Temozolomide-induced myelodysplasia

Ethan A. Natelson, David Pyatt

Research output: Contribution to journalArticlepeer-review

19 Scopus citations


A patient who had received temozolomide (TMZ) as a single agent in treatment of malignant glioma developed therapy-induced myelodysplasia (T-MDS). TMZ is an orally active imidazotetrazine which methylates guanine residues in DNA, ultimately causing single and double-strand DNA breaks leading to apoptotic cell death. TMZ does not chemically cross-link DNA and is considered a nonclassical alkylating agent, similar in structure and activity to dacarbazine. Observations on this patient, and on similarly treated others, suggest that the cumulative dose threshold (CDT) for TMZ that predisposes to T-MDS and which may potentially lead to acute myeloid leukemia (T-AML) is around 18000 to 20000mg/sq m. Although the incidence of T-MDS and the predisposing CDT of TMZ may differ from that of other potentially leukemogenic compounds currently and formerly used as chemotherapeutic agents, all alkylating agents, including TMZ, should be considered potentially leukemogenic when administered long term.

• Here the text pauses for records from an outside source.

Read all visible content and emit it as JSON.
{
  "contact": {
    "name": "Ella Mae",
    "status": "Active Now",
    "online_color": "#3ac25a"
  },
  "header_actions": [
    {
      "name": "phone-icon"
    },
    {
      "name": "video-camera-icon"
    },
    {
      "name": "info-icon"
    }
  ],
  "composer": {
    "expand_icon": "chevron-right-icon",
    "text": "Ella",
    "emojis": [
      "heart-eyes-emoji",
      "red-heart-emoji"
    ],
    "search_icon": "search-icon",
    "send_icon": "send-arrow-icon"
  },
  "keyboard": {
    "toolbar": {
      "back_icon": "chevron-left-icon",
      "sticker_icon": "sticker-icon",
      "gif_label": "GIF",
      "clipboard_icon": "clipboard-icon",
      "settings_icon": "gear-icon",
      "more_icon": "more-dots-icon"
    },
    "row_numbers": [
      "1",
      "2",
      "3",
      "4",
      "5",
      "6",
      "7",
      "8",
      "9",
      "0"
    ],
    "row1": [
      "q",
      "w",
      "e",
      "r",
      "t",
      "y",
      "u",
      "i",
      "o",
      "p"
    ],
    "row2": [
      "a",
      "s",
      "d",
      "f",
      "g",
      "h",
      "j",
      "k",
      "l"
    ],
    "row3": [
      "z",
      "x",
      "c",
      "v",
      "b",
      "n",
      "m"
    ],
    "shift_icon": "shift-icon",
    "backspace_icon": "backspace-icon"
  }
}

Original languageEnglish (US)
Article number760402
JournalAdvances in Hematology
StatePublished - 2010

ASJC Scopus subject areas

  • Hematology


Dive into the research topics of 'Temozolomide-induced myelodysplasia'. Together they form a unique fingerprint.

Cite this